I’m a huge fan of online dating – these days nearly half of the new couples I meet made their initial connection online. In most cases, they’re proud of their “how we met” story, as the stigma of searching for love online has dissipated and people of all ages are flocking to their electronic devices in search of love.
There are, however, risks related to dating online, so be sure to look out for these red flags as you pursue romance in the digital world.
Red Flag #1: Their profile focuses on their “wants”, but doesn’t reveal much about what they bring to the table. Research suggests that you should dedicate 70% of your profile to sharing information about yourself and the other 30% should highlight what you’re looking for in a relationship. The willingness to share information about your own history, interests and offerings is essential to conveying availability and interest. If they’re not willing to do so, perhaps they’re not as available and interested as you are.
Red Flag #2: They only post photos, but don’t bother to fill out the details of their profile. If they’re really interested in finding a partner, they’ll take a few minutes to share some details about both themselves and what they seek in a partner. A picture may be worth a thousand words, but a few simple words can paint a much clearer picture of the person behind the filtered images.
Red Flag #3: They disappear and reappear without a plausible explanation. Most of my clients have run into temporary ghosting while dating online and it is almost always a harbinger of bad news. If your online love interest disappears more than once for so-called emergencies, there is a good chance that they’re not being completely honest about their intentions and/or relationship status.
Red Flag #4: They make excuses to avoid phone calls, Skype/Facetime dates or in-person meetings. While the initial courtship may begin online, in most cases, online daters plan to meet over the phone or in-person as time elapses. One of my clients has a two week rule. If she meets a guy online, she insists on speaking on the phone by the second week and chatting over Skype or FaceTime by the third week to make sure that she isn’t wasting her time with a married man or a fake profile.
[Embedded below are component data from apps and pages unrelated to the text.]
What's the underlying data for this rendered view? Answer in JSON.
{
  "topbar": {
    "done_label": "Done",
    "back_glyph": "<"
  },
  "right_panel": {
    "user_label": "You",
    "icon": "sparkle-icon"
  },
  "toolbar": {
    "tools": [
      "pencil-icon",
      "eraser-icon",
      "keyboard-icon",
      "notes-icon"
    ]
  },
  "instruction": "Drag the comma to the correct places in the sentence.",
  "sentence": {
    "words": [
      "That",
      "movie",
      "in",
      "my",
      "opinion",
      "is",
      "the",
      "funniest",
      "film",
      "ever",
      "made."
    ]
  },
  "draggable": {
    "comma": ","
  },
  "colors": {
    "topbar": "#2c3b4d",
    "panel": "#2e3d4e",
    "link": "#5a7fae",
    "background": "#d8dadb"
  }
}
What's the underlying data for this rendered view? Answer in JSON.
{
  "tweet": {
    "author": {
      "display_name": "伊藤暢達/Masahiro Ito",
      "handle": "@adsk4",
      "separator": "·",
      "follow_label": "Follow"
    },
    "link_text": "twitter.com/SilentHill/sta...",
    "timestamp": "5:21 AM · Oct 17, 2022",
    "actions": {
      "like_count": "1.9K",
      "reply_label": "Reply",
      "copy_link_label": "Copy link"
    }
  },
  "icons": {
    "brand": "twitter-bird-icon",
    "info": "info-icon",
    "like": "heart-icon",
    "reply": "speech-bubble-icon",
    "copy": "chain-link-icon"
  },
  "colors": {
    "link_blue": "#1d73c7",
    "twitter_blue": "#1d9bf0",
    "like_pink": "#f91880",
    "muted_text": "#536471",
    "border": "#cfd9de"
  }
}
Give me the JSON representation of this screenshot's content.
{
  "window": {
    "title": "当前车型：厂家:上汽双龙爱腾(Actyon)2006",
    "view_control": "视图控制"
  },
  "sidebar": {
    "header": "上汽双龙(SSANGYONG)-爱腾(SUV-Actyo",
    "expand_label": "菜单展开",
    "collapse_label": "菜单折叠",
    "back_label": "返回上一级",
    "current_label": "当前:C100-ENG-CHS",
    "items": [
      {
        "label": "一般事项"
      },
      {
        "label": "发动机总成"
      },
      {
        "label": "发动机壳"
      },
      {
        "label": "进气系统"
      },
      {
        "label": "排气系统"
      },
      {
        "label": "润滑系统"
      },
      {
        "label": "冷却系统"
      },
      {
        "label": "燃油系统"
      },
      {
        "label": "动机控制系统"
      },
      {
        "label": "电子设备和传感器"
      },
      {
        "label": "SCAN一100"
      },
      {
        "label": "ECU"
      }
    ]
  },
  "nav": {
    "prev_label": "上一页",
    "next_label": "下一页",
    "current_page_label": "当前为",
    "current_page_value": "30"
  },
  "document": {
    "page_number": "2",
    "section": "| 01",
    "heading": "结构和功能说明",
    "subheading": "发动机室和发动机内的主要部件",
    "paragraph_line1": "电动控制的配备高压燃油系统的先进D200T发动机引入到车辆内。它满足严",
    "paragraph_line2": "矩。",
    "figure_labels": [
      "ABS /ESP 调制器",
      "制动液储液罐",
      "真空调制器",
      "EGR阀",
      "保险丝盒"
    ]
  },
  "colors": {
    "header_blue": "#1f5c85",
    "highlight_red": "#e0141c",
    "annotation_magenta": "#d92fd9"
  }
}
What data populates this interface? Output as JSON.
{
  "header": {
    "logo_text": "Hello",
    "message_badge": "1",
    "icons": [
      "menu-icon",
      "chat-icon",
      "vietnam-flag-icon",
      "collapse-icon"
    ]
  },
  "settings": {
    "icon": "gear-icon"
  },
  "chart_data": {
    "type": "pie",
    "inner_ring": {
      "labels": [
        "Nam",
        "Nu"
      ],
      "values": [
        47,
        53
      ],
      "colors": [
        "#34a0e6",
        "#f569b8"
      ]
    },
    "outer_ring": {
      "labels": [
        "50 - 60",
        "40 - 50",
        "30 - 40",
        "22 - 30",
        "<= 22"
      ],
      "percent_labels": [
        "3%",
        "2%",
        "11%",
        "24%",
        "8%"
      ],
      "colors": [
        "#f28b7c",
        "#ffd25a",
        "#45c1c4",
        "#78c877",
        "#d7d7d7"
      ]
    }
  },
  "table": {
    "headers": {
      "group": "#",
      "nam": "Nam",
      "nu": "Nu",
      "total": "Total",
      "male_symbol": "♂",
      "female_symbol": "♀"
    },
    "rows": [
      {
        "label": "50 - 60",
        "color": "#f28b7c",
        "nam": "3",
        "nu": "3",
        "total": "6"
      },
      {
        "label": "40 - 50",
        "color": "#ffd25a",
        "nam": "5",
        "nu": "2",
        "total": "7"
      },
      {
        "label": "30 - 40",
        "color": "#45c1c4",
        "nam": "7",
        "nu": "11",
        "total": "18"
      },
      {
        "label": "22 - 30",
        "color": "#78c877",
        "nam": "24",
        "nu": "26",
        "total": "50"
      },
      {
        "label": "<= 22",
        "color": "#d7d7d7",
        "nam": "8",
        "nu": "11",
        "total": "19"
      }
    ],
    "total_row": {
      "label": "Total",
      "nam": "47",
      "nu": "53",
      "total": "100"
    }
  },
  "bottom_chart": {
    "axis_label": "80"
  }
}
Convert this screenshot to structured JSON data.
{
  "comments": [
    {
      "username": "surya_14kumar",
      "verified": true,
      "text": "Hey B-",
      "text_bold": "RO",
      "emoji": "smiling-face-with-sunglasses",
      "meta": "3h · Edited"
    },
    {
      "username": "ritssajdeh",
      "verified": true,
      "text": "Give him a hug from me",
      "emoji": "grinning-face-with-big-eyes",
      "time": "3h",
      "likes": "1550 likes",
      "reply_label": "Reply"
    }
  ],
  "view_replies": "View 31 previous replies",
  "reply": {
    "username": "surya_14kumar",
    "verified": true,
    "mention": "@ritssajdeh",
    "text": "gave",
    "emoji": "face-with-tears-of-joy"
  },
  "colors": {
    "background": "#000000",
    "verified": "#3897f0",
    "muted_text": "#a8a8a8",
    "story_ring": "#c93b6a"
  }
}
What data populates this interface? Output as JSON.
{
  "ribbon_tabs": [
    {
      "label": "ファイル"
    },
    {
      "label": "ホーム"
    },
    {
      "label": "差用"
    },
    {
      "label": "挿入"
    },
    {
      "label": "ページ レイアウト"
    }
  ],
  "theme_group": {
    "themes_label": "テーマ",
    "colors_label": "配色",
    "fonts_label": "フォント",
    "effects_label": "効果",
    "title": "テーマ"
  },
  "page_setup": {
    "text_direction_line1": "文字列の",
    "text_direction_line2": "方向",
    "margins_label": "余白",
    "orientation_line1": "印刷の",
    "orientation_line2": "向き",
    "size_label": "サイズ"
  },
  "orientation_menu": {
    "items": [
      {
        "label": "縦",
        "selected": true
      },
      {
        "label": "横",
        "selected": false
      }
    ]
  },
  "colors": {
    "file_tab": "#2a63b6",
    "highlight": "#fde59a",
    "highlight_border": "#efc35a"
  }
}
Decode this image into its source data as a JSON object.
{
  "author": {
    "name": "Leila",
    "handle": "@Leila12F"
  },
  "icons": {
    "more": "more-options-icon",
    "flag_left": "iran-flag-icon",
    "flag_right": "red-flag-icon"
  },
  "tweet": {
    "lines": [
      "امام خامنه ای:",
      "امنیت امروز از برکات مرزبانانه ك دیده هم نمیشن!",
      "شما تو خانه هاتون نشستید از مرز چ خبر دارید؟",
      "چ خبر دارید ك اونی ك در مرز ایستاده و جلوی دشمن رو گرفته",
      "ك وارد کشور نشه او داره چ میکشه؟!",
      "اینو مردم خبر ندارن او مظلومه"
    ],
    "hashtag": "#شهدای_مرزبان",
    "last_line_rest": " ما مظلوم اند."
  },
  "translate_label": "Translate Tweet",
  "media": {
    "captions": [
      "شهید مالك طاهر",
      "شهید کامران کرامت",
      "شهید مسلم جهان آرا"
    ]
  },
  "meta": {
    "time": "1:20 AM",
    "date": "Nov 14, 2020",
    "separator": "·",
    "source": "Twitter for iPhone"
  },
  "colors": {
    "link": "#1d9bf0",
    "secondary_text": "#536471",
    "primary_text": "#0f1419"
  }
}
Red Flag #5: They talk often about exes and bad dates. If they share a series of stories about bad dates and sour relationships, you may want to consider that they’re the common denominator in each of these equations.
Red Flag #6: They sound too good to be true. If their life seems unrealistic, they’re probably lying about one or more details. Research suggests that the most common lies may be relatively harmless (fibs about height, weight, build, age and income), but some online daters are more brazen when it comes to stretching the truth. Outlandish lies I’ve heard from online daters include claims of royalty, connections to politicians and A-list celebrities and even denials of obvious parenthood. If your love interest claims to jet set to Singapore each weekend to chill on Leo’s yacht, but can’t succinctly define their job in a sentence, there is a good chance that their stories are simply too good to be true.
Red Flag #7: They have very few photos and/or no social media presence. Though some people avoid social media platforms altogether, online daters should post a few photos to garner interest and provide a small glimpse into their offline world. If your love interest has no online presence and you suspect that their profile is fake, use Google’s reverse image search to double check their background.
While you have to be on your guard when you’re dating online, if there’s a small chance you can find love, the struggle might just be worth it! Have an interesting online dating story that you’d like to share? Have you gotten catfished one too many times? Let us know on Twitter (@Astroglide).
Images are for illustrative purposes only.